|Spillover Effects of IP Protection in the Inter-war Aircraft Industry|
with : w26490
Can granting IP protection to producers of one good affect the innovation rate in other related goods? To answer this question we exploit a unique policy experiment in the inter-war military aircraft industry. Airframe designs had little IP protection before 1926, but changes passed by Congress in 1926 provided airframe manufacturers with enhanced property rights over the new designs they produced. We show that granting property rights to airframe producers increased innovation in airframes, but slowed down innovation in aero-engines, a complementary good where there was no change in the availability of IP protection. We propose and test a simple theory that explains these patterns.
|World War II and the Industrialization of the American South|

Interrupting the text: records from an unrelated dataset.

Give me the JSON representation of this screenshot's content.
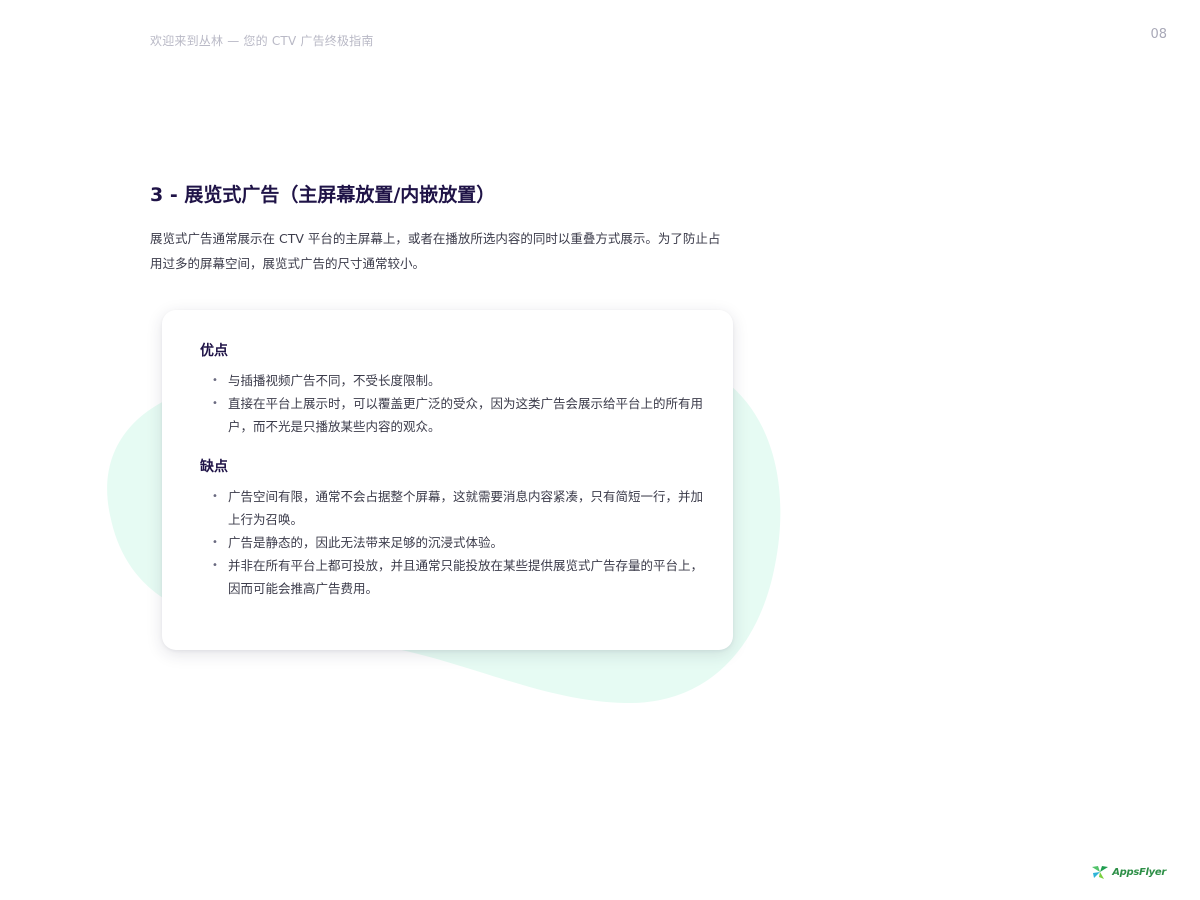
{
  "header": {
    "title": "欢迎来到丛林 — 您的 CTV 广告终极指南",
    "page_number": "08"
  },
  "section": {
    "heading": "3 - 展览式广告（主屏幕放置/内嵌放置）",
    "intro": "展览式广告通常展示在 CTV 平台的主屏幕上，或者在播放所选内容的同时以重叠方式展示。为了防止占用过多的屏幕空间，展览式广告的尺寸通常较小。"
  },
  "card": {
    "pros_heading": "优点",
    "pros": [
      "与插播视频广告不同，不受长度限制。",
      "直接在平台上展示时，可以覆盖更广泛的受众，因为这类广告会展示给平台上的所有用户，而不光是只播放某些内容的观众。"
    ],
    "cons_heading": "缺点",
    "cons": [
      "广告空间有限，通常不会占据整个屏幕，这就需要消息内容紧凑，只有简短一行，并加上行为召唤。",
      "广告是静态的，因此无法带来足够的沉浸式体验。",
      "并非在所有平台上都可投放，并且通常只能投放在某些提供展览式广告存量的平台上，因而可能会推高广告费用。"
    ],
    "bullet": "•"
  },
  "logo": {
    "text": "AppsFlyer",
    "icon": "appsflyer-leaf-icon"
  },
  "colors": {
    "heading": "#1f1347",
    "blob": "#e6fbf3",
    "logo_green": "#2d8f47"
  }
}
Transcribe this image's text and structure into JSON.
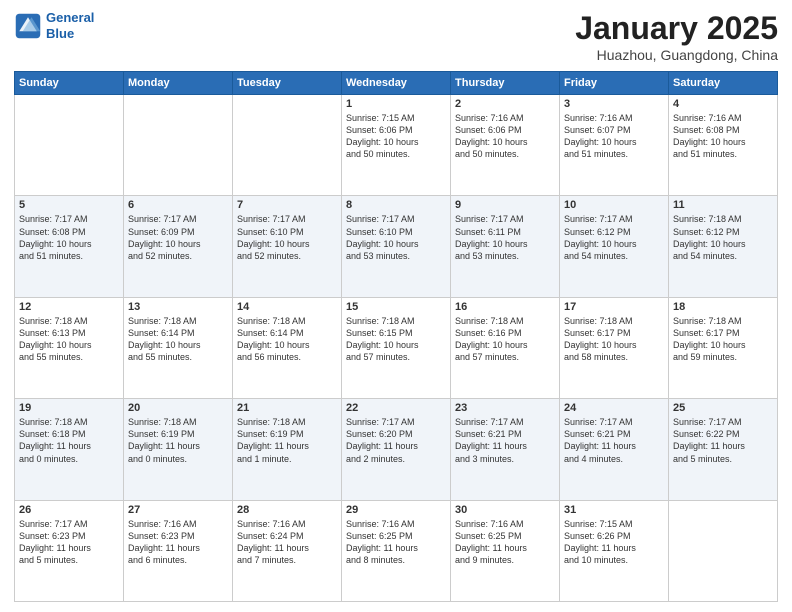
{
  "header": {
    "logo_line1": "General",
    "logo_line2": "Blue",
    "month": "January 2025",
    "location": "Huazhou, Guangdong, China"
  },
  "weekdays": [
    "Sunday",
    "Monday",
    "Tuesday",
    "Wednesday",
    "Thursday",
    "Friday",
    "Saturday"
  ],
  "weeks": [
    [
      {
        "day": "",
        "info": ""
      },
      {
        "day": "",
        "info": ""
      },
      {
        "day": "",
        "info": ""
      },
      {
        "day": "1",
        "info": "Sunrise: 7:15 AM\nSunset: 6:06 PM\nDaylight: 10 hours\nand 50 minutes."
      },
      {
        "day": "2",
        "info": "Sunrise: 7:16 AM\nSunset: 6:06 PM\nDaylight: 10 hours\nand 50 minutes."
      },
      {
        "day": "3",
        "info": "Sunrise: 7:16 AM\nSunset: 6:07 PM\nDaylight: 10 hours\nand 51 minutes."
      },
      {
        "day": "4",
        "info": "Sunrise: 7:16 AM\nSunset: 6:08 PM\nDaylight: 10 hours\nand 51 minutes."
      }
    ],
    [
      {
        "day": "5",
        "info": "Sunrise: 7:17 AM\nSunset: 6:08 PM\nDaylight: 10 hours\nand 51 minutes."
      },
      {
        "day": "6",
        "info": "Sunrise: 7:17 AM\nSunset: 6:09 PM\nDaylight: 10 hours\nand 52 minutes."
      },
      {
        "day": "7",
        "info": "Sunrise: 7:17 AM\nSunset: 6:10 PM\nDaylight: 10 hours\nand 52 minutes."
      },
      {
        "day": "8",
        "info": "Sunrise: 7:17 AM\nSunset: 6:10 PM\nDaylight: 10 hours\nand 53 minutes."
      },
      {
        "day": "9",
        "info": "Sunrise: 7:17 AM\nSunset: 6:11 PM\nDaylight: 10 hours\nand 53 minutes."
      },
      {
        "day": "10",
        "info": "Sunrise: 7:17 AM\nSunset: 6:12 PM\nDaylight: 10 hours\nand 54 minutes."
      },
      {
        "day": "11",
        "info": "Sunrise: 7:18 AM\nSunset: 6:12 PM\nDaylight: 10 hours\nand 54 minutes."
      }
    ],
    [
      {
        "day": "12",
        "info": "Sunrise: 7:18 AM\nSunset: 6:13 PM\nDaylight: 10 hours\nand 55 minutes."
      },
      {
        "day": "13",
        "info": "Sunrise: 7:18 AM\nSunset: 6:14 PM\nDaylight: 10 hours\nand 55 minutes."
      },
      {
        "day": "14",
        "info": "Sunrise: 7:18 AM\nSunset: 6:14 PM\nDaylight: 10 hours\nand 56 minutes."
      },
      {
        "day": "15",
        "info": "Sunrise: 7:18 AM\nSunset: 6:15 PM\nDaylight: 10 hours\nand 57 minutes."
      },
      {
        "day": "16",
        "info": "Sunrise: 7:18 AM\nSunset: 6:16 PM\nDaylight: 10 hours\nand 57 minutes."
      },
      {
        "day": "17",
        "info": "Sunrise: 7:18 AM\nSunset: 6:17 PM\nDaylight: 10 hours\nand 58 minutes."
      },
      {
        "day": "18",
        "info": "Sunrise: 7:18 AM\nSunset: 6:17 PM\nDaylight: 10 hours\nand 59 minutes."
      }
    ],
    [
      {
        "day": "19",
        "info": "Sunrise: 7:18 AM\nSunset: 6:18 PM\nDaylight: 11 hours\nand 0 minutes."
      },
      {
        "day": "20",
        "info": "Sunrise: 7:18 AM\nSunset: 6:19 PM\nDaylight: 11 hours\nand 0 minutes."
      },
      {
        "day": "21",
        "info": "Sunrise: 7:18 AM\nSunset: 6:19 PM\nDaylight: 11 hours\nand 1 minute."
      },
      {
        "day": "22",
        "info": "Sunrise: 7:17 AM\nSunset: 6:20 PM\nDaylight: 11 hours\nand 2 minutes."
      },
      {
        "day": "23",
        "info": "Sunrise: 7:17 AM\nSunset: 6:21 PM\nDaylight: 11 hours\nand 3 minutes."
      },
      {
        "day": "24",
        "info": "Sunrise: 7:17 AM\nSunset: 6:21 PM\nDaylight: 11 hours\nand 4 minutes."
      },
      {
        "day": "25",
        "info": "Sunrise: 7:17 AM\nSunset: 6:22 PM\nDaylight: 11 hours\nand 5 minutes."
      }
    ],
    [
      {
        "day": "26",
        "info": "Sunrise: 7:17 AM\nSunset: 6:23 PM\nDaylight: 11 hours\nand 5 minutes."
      },
      {
        "day": "27",
        "info": "Sunrise: 7:16 AM\nSunset: 6:23 PM\nDaylight: 11 hours\nand 6 minutes."
      },
      {
        "day": "28",
        "info": "Sunrise: 7:16 AM\nSunset: 6:24 PM\nDaylight: 11 hours\nand 7 minutes."
      },
      {
        "day": "29",
        "info": "Sunrise: 7:16 AM\nSunset: 6:25 PM\nDaylight: 11 hours\nand 8 minutes."
      },
      {
        "day": "30",
        "info": "Sunrise: 7:16 AM\nSunset: 6:25 PM\nDaylight: 11 hours\nand 9 minutes."
      },
      {
        "day": "31",
        "info": "Sunrise: 7:15 AM\nSunset: 6:26 PM\nDaylight: 11 hours\nand 10 minutes."
      },
      {
        "day": "",
        "info": ""
      }
    ]
  ]
}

When private incentives are insufficient, a big push by government may lead to industrialization. This paper uses mobilization for World War II to test the big push hypothesis in the context of postwar industrialization in the American South. Specifically, I investigate the role of capital deepening at the county level using newly assembled data on the location and value of wartime investment. Despite a boom in manufacturing activity during the war, the evidence is not consistent with differential growth in counties that received more investment. This does not rule out positive effects of mobilization on firms or sectors, but a decisive role for wartime capital deepening in the Souths postwar industrial development should be viewed more skeptically.
Published: Taylor Jaworski, 2017. "World War II and the Industrialization of the American South," The Journal of Economic History, vol 77(04), pages 1048-1082. citation courtesy of
|Ownership and the Price of Residential Electricity: Evidence from the United States, 1935-1940|
with : w22254
In this paper, we quantify the difference between public and private prices of residential electricity immediately before and after major federal reforms in the 1930s and 1940s. Previous research found that public prices were lower in a sample of large, urban markets. Based on new data covering over 15,000 markets and nearly all electricity generated for residential consumption, we find the difference between public and private prices was small in 1935 and negligible in 1940 for typical levels of monthly consumption. These findings are consistent with a market for ownership that helped to discipline electricity prices during this period. That is, private rents were mitigated by the threat that municipalities would use public ownership to respond to constituent complaints and public rents w...
Published: Carl T. Kitchens & Taylor Jaworski, 2016. "Ownership and the price of residential electricity: Evidence from the United States, 1935–1940," Explorations in Economic History, . citation courtesy of
|National Policy for Regional Development: Historical Evidence from Appalachian Highways|
with : w22073
How effective are policies aimed at integrating isolated regions? We answer this question in the context of a highway system in one of the poorest regions in the United States. With construction starting in 1965, the Appalachian Development Highway System ultimately consisted of over 2,500 high-grade road miles. We use a simple model of interregional trade to motivate our empirical analysis, which quantifies the relationship between market access and income. We then calibrate the model to evaluate the aggregate impact of the ADHS and compare this with alternative counterfactual proposals. We find that removing the ADHS would have reduced total income by $53.7 billion in the United States with $22 billion of the losses in Appalachian counties. Our findings highlight the potential aggregate ...
Published: Taylor Jaworski & Carl T. Kitchens, 2019. "National Policy for Regional Development: Historical Evidence from Appalachian Highways," The Review of Economics and Statistics, vol 101(5), pages 777-790.